Last Tuesday, chair of mission venture capital firm Renewal Funds Joel Solomon and entrepreneur Karn Manhas sat down and asked the audience what money means to them. “We have pretty much one goal with money,” said Joel, “which is ‘more’”.

The issue is partly structural, pointed out Joel. Investors have not had much diversity in the investment menu; people are patted on the head by financial advisors and persuaded that investing is best left to the professionals. The options available are uninspiring. Milton Friedman’s statement still echoes loudly in the offices of wealth managers: “There is… only one social responsibility of business… to increase its profits.” Without diversity in choice, ordinary investors demand only the pre-existing options.

Investing for profit–without consideration of where the money comes from–is deeply rooted in our culture. Well-meaning financial advisors shake their heads when investors ask for socially responsible options. Don’t let that stop you. “My name is on my money, and yours is too,” said Joel.

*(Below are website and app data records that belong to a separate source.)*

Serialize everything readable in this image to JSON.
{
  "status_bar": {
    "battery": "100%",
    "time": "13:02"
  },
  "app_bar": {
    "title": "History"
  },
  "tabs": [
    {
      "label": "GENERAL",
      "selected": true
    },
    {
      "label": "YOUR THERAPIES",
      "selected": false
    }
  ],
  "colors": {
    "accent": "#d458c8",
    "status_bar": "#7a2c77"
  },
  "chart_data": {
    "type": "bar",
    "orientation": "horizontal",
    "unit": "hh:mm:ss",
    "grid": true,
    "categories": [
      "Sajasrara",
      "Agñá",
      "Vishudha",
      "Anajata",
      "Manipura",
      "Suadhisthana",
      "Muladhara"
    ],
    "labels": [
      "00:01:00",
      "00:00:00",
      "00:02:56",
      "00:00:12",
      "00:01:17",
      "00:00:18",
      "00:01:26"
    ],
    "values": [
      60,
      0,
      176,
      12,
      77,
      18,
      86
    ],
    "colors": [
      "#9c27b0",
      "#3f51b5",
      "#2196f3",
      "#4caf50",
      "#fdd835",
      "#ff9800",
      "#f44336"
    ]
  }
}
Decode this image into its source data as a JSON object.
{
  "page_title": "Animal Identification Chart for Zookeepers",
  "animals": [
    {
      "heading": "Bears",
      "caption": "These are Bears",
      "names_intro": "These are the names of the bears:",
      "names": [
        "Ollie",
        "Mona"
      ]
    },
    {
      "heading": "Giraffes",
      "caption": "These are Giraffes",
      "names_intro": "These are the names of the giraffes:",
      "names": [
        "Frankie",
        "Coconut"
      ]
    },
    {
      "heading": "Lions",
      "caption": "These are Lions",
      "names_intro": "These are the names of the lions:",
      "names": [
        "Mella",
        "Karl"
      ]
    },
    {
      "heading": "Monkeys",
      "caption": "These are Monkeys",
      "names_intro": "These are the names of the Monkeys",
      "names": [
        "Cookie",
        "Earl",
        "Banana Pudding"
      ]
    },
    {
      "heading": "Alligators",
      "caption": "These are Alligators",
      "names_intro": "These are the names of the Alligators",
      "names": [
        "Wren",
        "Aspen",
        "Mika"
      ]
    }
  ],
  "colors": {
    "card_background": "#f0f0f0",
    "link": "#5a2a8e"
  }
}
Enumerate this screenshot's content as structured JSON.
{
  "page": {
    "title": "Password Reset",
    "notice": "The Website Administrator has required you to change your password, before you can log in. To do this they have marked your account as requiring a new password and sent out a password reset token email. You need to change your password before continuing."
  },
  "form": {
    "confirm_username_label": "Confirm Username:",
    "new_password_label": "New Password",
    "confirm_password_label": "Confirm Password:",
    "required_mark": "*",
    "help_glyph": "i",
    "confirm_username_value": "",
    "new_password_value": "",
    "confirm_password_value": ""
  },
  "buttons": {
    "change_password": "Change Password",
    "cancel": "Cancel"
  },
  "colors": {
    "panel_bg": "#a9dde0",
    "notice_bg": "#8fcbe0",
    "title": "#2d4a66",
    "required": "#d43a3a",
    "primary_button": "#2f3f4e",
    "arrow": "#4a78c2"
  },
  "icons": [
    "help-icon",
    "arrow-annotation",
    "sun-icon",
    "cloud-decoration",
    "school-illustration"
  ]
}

Helping socially responsible investing become the norm is partly a chicken-and-egg issue. Without a diversity of feasible choices, financial advisors will continue dissuading their clients putting their money towards socially responsible venues. A quick practical guide: for high net-worth individuals, consider investing with venture capital firms such as Renewal; for retail investors: consider options such as CoPower, SolarShare, and mutual funds listed on the Responsible Investment Association website. Keep pushing your financial advisors to seek options aligned with your values, or do it yourself.

Change is slow, but take heart: “there’s been an explosion across the world [of socially responsible investing],” said Joel. “It has hit critical mass.”
“[With cleaner money], we actually can solve the major problems on this planet.”

Invest with your values and fuel the revolution.